Both of these activities – TV watching and texting (or otherwise using gadgets for stimulation and mood-management) – can easily become addictions. I want to HIGHLY recommend two books that shed light on the pervasive presence and the history of addictions, respectively: Richard Herrnstein, The Matching Law, and Daniel Lord Smail, On Deep History and the Brain.
I believe that my familiarity with Rousseau and Marx has allowed me to gather and process these disparate observations of myself and others in a more coherent, and useful, way than I otherwise would have been capable of. Without their pleas for human well-being centered on internal valuation and creativity, rather than external stimulation and consumption, I might have been frustrated by these recent cultural and technological developments. But I think I wouldn’t have sensed so clearly how I might live differently. Their ideas, then, helped me to crystallize an alternative.
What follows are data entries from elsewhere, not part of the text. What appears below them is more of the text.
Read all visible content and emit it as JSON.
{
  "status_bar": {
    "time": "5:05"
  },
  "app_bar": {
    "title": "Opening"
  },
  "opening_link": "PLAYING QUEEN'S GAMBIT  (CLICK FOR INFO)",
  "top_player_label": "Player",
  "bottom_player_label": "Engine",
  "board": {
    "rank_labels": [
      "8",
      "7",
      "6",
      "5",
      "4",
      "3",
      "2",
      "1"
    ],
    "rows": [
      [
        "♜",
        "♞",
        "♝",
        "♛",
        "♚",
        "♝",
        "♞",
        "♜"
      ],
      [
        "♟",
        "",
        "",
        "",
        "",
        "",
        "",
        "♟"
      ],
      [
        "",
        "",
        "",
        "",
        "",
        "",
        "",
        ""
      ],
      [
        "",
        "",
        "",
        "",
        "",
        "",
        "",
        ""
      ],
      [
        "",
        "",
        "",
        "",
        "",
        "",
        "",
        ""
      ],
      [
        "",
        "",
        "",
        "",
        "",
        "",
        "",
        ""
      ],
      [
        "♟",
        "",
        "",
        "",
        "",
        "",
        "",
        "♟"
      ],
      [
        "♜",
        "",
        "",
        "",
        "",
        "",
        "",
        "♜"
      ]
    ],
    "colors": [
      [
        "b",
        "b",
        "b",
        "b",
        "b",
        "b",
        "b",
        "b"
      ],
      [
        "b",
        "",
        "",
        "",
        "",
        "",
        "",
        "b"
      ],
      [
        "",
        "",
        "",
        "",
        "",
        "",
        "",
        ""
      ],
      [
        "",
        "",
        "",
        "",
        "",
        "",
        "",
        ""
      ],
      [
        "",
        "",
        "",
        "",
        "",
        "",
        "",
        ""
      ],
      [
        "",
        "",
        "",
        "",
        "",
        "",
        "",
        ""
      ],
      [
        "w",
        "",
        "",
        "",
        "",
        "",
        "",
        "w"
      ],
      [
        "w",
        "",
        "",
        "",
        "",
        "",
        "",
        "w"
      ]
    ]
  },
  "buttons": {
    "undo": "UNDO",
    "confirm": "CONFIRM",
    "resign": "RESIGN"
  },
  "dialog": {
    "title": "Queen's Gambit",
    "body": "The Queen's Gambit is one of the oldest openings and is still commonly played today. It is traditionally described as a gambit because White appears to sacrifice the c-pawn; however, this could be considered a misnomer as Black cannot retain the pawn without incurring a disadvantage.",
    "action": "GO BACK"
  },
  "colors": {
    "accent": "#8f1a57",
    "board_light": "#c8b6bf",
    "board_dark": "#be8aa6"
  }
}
I end, as I began, with a critique of Rousseau’s and Marx’s views. What I’ve just talked about is a personal response to social phenomena. It’s my private answer. It’s not a political program. As deleterious as I think these addictions are, I wouldn’t endorse Rousseau’s or Marx’s political responses to similar developments in their time. For one, both of them lack an adequate conception of human nature (perhaps understandable given when they were writing, but not understandable for those people today who are still sympathetic to their politics. The Origins of Species, after all, was published 150 years ago.) My leftist friends today often deplore the culture industry’s or capitalism’s role in these trends. They ignore the contribution made by human nature, human frailty. And hence they underestimate the difficulty and cost of stamping out the addictions. But this topic – that central error of the left: ignoring what biology has revealed about human nature – must be the subject of another posting.
For now, and in this limited sense, I praise Rousseau and Marx.